There's two ways to go, or at least there was for me.
If you want to stay with the water, syrup, juice/puree route, get one of these.http://pastrychef.co...ter_2121441.htm
Measuring Baume is how you're going to get a creamy texture(18 to 20degrees) that has less chances of going rock hard on you.
Getting the balance right is very important and this will help greatly, at least it did for me.
If you want to go the other route for sorbes, using atomized glucose, stabilizers, etc., which I'm in no way "pooh pooing", then you should try the Cremoden sorbet stabilizer, it's either #30 or #64, and on the back of the can there's charts that serve as a guideline for either sweet or acidic fruits.

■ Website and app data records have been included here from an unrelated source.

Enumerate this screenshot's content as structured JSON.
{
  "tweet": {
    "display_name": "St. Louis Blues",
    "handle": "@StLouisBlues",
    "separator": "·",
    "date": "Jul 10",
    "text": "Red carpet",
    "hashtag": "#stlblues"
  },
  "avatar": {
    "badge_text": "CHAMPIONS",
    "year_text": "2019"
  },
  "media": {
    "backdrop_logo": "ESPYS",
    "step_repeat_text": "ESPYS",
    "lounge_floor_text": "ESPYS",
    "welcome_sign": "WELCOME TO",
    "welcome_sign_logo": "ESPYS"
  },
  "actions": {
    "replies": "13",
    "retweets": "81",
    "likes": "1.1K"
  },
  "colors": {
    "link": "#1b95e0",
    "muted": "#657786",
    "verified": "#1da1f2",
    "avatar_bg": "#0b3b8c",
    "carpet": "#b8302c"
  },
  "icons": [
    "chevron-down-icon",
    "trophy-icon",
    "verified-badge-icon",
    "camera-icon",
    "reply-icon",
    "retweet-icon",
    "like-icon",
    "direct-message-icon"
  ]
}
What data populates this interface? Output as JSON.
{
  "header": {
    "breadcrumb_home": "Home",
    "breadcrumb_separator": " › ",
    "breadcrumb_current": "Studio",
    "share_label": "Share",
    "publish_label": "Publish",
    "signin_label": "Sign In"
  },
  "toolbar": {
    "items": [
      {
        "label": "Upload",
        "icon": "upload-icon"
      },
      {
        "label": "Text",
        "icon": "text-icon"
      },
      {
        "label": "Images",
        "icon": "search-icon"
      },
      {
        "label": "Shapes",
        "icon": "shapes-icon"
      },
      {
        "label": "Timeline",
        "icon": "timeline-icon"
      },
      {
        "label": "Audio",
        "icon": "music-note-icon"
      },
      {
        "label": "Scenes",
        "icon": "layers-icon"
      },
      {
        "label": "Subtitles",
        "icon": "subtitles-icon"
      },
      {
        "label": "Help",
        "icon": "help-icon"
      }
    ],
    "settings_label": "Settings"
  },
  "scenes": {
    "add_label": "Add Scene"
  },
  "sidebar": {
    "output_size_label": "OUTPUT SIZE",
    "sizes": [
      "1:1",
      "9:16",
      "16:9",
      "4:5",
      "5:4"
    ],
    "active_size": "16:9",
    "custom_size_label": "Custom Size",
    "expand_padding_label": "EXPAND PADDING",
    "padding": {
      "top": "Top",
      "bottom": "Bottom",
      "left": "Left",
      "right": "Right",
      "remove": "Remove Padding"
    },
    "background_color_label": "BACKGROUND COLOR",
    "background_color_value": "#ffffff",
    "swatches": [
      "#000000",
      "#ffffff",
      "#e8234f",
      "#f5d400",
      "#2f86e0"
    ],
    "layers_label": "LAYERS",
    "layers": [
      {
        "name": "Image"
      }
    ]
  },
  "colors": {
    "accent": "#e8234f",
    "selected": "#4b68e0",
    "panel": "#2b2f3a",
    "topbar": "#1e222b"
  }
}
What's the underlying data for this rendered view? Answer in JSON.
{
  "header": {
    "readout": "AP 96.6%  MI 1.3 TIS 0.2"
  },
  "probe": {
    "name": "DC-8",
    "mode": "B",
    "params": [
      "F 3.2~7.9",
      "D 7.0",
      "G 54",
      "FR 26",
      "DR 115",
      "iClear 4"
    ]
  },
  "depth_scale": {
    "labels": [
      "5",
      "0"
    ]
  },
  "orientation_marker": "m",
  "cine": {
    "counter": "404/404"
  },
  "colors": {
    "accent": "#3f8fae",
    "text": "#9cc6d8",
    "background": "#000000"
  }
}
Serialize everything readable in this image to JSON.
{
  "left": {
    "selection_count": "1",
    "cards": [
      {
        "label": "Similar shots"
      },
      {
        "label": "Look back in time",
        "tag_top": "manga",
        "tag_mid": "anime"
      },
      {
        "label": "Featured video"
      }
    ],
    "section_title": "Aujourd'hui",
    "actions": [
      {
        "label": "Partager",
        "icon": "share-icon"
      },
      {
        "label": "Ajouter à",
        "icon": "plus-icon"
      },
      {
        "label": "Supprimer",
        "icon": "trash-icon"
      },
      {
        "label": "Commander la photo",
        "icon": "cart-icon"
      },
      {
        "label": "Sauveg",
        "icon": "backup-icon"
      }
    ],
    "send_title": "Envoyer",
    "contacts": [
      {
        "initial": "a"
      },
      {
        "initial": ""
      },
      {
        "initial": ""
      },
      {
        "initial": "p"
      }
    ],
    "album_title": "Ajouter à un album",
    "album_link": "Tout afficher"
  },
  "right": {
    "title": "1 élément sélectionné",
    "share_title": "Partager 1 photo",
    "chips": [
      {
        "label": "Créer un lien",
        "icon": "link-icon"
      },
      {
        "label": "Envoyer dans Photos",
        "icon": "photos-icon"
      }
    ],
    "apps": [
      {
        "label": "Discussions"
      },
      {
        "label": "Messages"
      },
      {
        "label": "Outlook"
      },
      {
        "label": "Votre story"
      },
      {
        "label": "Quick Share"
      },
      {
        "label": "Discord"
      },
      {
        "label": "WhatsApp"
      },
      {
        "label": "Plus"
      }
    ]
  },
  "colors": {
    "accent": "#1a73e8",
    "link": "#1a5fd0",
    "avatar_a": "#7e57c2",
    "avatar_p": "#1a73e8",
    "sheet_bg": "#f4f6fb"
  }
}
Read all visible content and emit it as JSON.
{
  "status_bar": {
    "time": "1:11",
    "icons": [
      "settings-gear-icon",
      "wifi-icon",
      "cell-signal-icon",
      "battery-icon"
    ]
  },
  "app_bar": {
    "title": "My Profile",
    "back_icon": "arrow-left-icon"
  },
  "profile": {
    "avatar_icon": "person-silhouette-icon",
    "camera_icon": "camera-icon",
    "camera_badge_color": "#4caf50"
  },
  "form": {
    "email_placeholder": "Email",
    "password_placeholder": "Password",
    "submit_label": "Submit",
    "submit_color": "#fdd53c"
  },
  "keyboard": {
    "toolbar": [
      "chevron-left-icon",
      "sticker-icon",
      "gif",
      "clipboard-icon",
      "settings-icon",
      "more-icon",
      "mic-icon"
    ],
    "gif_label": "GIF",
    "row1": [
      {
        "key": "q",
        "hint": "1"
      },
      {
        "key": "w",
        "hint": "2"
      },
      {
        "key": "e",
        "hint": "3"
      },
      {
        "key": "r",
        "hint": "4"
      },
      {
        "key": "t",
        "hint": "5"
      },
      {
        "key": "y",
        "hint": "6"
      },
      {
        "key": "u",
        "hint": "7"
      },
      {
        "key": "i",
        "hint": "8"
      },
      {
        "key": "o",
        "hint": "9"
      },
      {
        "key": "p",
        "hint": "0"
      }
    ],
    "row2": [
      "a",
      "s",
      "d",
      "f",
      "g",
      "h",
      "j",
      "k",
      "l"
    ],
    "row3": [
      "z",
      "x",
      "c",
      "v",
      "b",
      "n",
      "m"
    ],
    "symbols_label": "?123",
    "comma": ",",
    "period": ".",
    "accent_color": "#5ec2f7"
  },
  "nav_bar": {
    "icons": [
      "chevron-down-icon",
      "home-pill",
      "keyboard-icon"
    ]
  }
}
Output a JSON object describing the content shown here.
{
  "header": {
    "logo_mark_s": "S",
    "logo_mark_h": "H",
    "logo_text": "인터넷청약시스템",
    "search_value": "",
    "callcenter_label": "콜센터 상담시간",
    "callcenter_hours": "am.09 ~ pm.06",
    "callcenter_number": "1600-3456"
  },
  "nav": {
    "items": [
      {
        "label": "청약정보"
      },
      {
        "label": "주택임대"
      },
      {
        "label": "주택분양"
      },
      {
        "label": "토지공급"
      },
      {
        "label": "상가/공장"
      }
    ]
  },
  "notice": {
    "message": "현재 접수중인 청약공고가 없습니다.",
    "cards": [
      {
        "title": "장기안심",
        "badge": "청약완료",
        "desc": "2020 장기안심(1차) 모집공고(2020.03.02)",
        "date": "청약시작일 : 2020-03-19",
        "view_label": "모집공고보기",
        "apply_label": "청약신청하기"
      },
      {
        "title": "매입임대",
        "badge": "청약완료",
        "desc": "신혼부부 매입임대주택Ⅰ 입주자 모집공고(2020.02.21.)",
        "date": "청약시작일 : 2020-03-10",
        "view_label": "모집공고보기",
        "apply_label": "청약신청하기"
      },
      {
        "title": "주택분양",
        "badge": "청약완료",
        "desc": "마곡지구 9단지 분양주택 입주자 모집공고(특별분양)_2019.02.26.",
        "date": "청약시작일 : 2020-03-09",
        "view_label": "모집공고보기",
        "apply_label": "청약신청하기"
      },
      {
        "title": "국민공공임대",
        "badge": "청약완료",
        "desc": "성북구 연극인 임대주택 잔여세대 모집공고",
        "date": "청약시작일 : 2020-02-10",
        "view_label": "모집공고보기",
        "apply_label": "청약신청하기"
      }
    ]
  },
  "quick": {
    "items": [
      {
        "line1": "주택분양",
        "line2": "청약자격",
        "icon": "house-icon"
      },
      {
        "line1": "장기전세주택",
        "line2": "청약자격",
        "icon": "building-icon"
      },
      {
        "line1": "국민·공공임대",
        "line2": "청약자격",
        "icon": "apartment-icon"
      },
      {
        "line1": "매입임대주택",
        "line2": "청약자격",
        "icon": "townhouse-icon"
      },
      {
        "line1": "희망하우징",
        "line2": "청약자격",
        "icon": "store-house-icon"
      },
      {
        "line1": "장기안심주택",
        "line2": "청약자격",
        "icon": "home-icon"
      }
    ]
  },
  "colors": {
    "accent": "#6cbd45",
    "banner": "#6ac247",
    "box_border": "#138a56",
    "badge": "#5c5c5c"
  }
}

It's quite helpful.
Most of the time I make my sorbets "straight", mainly because I find it works for me and also because making the sorbet "base" is more efficient in large quanities, so you have it on hand and just use either the sweet fruit base or the acidic fruit base.
But if not used within two weeks or so the base will go kind of murky on you.
Try the link and maybe get a hydrometer, go that way at first.
I think you'll be satisfied with the results.
Edited to add:
If you are going to be dragging your sorbets in and out of freezers, in very hot kitchens, or cooks or servers are going to be using these and leaving them out for long periods of time before remembering to put them back, you should absolutely be using a stabilizer.
Nothing will prevent crystals under those conditions.
Y.M.B.B. is also right on about watery fruits, even soda.
They're very difficult to get right, even though I never have too much trouble with lemon.
I used sorbet base( sweet) to make root beer sorbet and that was VERY tricky.
Wanted to leech like crazy!!!
Edited by tan319, 01 February 2005 - 12:55 PM.